Day three testimony shows churches have no connection to the Episcopal Church
(St George, SC) – Testimony continued today for the third day of the trial between the Diocese of South Carolina vs The Episcopal Church (TEC) and The Episcopal Church in South Carolina (TECSC).
Witnesses for the Plaintiff were called from The Cathedral Church of St. Luke and St. Paul in Charleston (pictured), St. Luke’s on Hilton Head Island, Holy Comforter in Sumter, Resurrection in Surfside, Church of the Redeemer, Orangeburg and St. John’s in Florence.
In testimony after testimony witnesses testified that their church was a registered South Carolina non-profit corporation – several chartered in the mid-1800s. None of the Parishes legal corporate documents had any reference to the national church.
Church representatives also explained how their governing documents, or By-Laws, had been amended several times since the churches’ inception. Each witness testified that they had adopted a resolution to remove all references to The Episcopal Church and to clarify they no longer have any relationship or affiliation, direct or indirect, with the national church.
When probed as to why, Alonso Galvan, who testified for The Cathedral, explained that it was in response to the actions TEC was taking against the Diocese of South Carolina and its duly elected Bishop. He said their church was committed to Bishop Mark Lawrence and the Diocese of South Carolina.
Other parish testimony came from Allie Walker from St. John’s, Florence, questioned by Tom Tisdale, attorney for TECSC, about the use of Episcopal in their name and she explained that the word “Episcopal” meant Bishop (a point made several times during the proceeding).
One of the more light moments came when attorney Mary Kostel asked Pinckney Thompson from Orangeburg if he could explain a legal document to which he replied, “I’m a farmer, Ms. Kostel, not a lawyer.”
Twenty-Six more parishes are scheduled for testimony before TEC will present their case.
About the Diocese of South Carolina
The Diocese was founded in 1785 by the parishes of the former South Carolina colony. Based in the Lowcountry of South Carolina, the Diocese is one of the oldest religious districts in the United States and counts among its members several of the oldest, operating churches in the nation.
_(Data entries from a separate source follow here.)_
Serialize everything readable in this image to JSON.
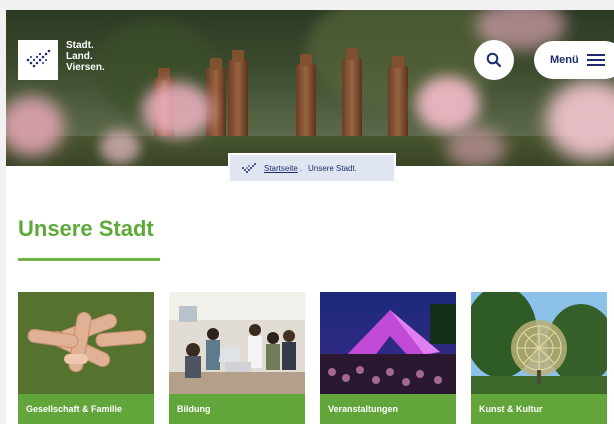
{
  "header": {
    "logo": {
      "lines": [
        "Stadt.",
        "Land.",
        "Viersen."
      ],
      "icon": "viersen-logo-icon"
    },
    "search_icon": "search-icon",
    "menu_label": "Menü",
    "menu_icon": "hamburger-icon"
  },
  "breadcrumb": {
    "home_icon": "check-icon",
    "items": [
      "Startseite",
      "Unsere Stadt."
    ]
  },
  "main": {
    "title": "Unsere Stadt",
    "cards": [
      {
        "label": "Gesellschaft & Familie"
      },
      {
        "label": "Bildung"
      },
      {
        "label": "Veranstaltungen"
      },
      {
        "label": "Kunst & Kultur"
      }
    ]
  },
  "colors": {
    "brand_green": "#62a53a",
    "navy": "#1f2d6e",
    "breadcrumb_bg": "#dfe6f1"
  }
}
The Diocese of South Carolina is recognized by Anglican Dioceses and Provinces around the world, many of whom have broken fellowship with The Episcopal Church, and in 2013 the Diocese joined the global Fellowship of Confessing Anglicans and entered into a formal relationship of Provisional Primatial Oversight with Global South primates.